This country that links the Pacific Ocean and the Caribbean Sea also melds tradition and modernity, offering such a wide range of activities, from tours of ancient civilizations to mountain hiking or soaking in the sun on nearly virgin sandy beaches, that it is an ideal destination to visit any time of the year. This year, Panama offers an additional attraction: join in on the celebration of the Canal's 100th Anniversary by participating in the activities scheduled for the coming months.
Centenary of the Panama Canal, event by event
Panama wishes to share this centennial celebration of the waterway and enjoy together this anniversary of worldwide interest. The anniversary celebration culminates on August 14th with the Centennial Gala, a grand artistic, musical, and theatrical production that will be broadcast live on television. Canal staff will also be cast members in this show that will represent the epic construction of the Canal, the battle across generations to recover it, and its current expansion project.
Also scheduled this month is the film premiere of Canal Stories (Manglar Productions) at the capital city's National Theater. The five shorts that comprise the film, lasting twenty minutes each, relate various fictional stories that occurred in five significant moments in the history of Panama and the Canal.
In addition, the traveling exposition Centennial Experience of the Canal roadshow is available to visit through July in nine provinces of the country.

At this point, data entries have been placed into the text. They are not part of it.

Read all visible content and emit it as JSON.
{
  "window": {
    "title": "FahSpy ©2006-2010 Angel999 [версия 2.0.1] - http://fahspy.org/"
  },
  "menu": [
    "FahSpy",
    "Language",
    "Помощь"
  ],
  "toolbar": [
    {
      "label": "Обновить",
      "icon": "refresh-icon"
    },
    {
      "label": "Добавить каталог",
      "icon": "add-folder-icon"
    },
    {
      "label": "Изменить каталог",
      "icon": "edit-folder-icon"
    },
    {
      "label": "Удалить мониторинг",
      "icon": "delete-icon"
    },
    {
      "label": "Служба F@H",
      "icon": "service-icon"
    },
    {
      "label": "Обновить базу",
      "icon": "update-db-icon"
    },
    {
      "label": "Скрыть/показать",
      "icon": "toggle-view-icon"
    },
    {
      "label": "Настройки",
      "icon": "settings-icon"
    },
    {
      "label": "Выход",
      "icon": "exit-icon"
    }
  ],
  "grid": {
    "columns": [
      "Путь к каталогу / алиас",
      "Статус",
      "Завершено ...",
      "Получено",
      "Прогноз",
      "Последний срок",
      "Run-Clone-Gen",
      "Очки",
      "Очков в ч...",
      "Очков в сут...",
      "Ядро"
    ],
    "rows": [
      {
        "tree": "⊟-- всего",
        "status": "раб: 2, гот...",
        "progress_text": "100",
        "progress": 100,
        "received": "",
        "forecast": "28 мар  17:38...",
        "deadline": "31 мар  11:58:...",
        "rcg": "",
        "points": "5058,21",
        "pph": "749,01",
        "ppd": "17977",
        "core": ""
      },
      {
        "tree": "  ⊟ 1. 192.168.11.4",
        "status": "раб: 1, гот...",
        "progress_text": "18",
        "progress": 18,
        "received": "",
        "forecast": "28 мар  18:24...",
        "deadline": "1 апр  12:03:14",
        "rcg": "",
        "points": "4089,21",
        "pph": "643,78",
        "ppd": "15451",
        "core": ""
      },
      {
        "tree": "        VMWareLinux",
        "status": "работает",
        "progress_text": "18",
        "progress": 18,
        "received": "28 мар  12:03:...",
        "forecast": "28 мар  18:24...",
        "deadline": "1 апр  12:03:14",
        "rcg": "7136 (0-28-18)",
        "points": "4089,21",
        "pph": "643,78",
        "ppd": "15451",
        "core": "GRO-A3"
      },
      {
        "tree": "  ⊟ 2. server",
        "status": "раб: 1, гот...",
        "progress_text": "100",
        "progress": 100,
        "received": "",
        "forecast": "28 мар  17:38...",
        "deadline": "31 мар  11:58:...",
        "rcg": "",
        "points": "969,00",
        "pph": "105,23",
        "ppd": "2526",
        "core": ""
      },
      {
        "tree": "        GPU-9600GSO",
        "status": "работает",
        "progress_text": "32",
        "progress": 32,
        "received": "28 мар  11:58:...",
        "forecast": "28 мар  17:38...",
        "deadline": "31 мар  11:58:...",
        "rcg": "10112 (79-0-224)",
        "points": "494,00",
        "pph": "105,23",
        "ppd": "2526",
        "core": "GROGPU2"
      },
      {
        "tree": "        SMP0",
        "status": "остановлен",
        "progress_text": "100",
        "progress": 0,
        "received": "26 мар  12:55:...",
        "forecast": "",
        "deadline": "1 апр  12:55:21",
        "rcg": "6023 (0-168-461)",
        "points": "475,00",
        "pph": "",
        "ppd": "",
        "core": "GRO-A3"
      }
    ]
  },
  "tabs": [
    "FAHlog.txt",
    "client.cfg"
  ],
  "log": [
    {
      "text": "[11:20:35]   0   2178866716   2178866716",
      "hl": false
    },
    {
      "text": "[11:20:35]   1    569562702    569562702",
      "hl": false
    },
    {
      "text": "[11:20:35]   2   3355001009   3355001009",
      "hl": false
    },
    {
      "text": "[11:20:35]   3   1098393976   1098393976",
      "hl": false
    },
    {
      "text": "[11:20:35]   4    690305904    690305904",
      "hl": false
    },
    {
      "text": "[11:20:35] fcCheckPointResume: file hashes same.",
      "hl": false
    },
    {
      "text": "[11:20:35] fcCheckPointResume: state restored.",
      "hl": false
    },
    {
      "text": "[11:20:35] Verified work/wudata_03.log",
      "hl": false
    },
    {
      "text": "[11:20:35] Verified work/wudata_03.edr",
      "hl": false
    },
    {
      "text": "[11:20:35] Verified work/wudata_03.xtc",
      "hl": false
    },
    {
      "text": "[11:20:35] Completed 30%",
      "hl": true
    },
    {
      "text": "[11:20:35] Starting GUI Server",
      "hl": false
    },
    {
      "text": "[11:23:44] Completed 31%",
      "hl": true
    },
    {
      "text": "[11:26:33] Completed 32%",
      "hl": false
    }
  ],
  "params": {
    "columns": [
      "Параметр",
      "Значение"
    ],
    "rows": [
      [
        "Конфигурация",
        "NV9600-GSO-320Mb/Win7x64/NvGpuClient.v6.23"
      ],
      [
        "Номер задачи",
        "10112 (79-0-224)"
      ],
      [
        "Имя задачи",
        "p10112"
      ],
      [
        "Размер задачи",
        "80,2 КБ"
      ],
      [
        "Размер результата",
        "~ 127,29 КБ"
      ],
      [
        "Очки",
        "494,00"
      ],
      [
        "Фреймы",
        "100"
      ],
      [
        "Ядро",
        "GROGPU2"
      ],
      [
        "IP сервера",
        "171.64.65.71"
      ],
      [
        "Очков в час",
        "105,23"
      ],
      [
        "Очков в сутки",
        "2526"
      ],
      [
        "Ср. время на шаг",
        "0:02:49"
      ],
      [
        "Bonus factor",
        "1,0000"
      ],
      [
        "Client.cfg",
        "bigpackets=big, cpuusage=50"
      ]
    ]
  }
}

The hands-on display employs audiovisual resources (maps, 3D, touch screens, photographs, etc.), interactive games, pieces of collections, and educational and group activities.
At the same time, various cultural and sports events have been held over the past months, such as the Ocean to Ocean canoe race that took competitors three days to paddle through the Panama Canal from the Atlantic to Pacific Ocean. During this time three commemorative books have been published: The Panama Canal, a deluxe edition by author Luis Blas Ariti, Transfer of the Panama Canal, by Jorge Eduardo Ritter, and 100 Years, 100 Landmarks, by Manuel Orestes Nieto, with photographs and short texts that frame the main events in the hundred years of the Panama Canal's history.
The Panama Canal and the mythical hat, symbols of this destination
Construction of the canal began in 1904. During the ten years it took to execute the colossal work of hydraulics, more than 56,000 people from over 30 countries came to Panama to participate in the project.
In November 1906, U.S. President Theodore Roosevelt visited the construction site. That moment was immortalized by the New York Times in a photograph in which the American head of state appeared wearing a straw hat, which became known as a Panama hat and a symbol of the destination.
The bulk of the excavations for the construction of the interoceanic waterway were dug at Culebra Cut, in the central mountain range of Panama. An estimated 1,600 people were involved in this project from 1907 to late 1913. All of the soil excavated during this phase is equivalent to what was used to erect the Egyptian pyramids.
Since opening, the Panama Canal has registered the transit of more than one million ships from around the world and an annual average of 14,000 voyages. Extending about 80 kilometers long, the Canal currently serves 144 shipping routes that combine 160 countries and reach more than 1,700 ports worldwide. The Panama Canal is currently undergoing an expansion in order to double its capacity and strengthen the country's position as a maritime and logistics center.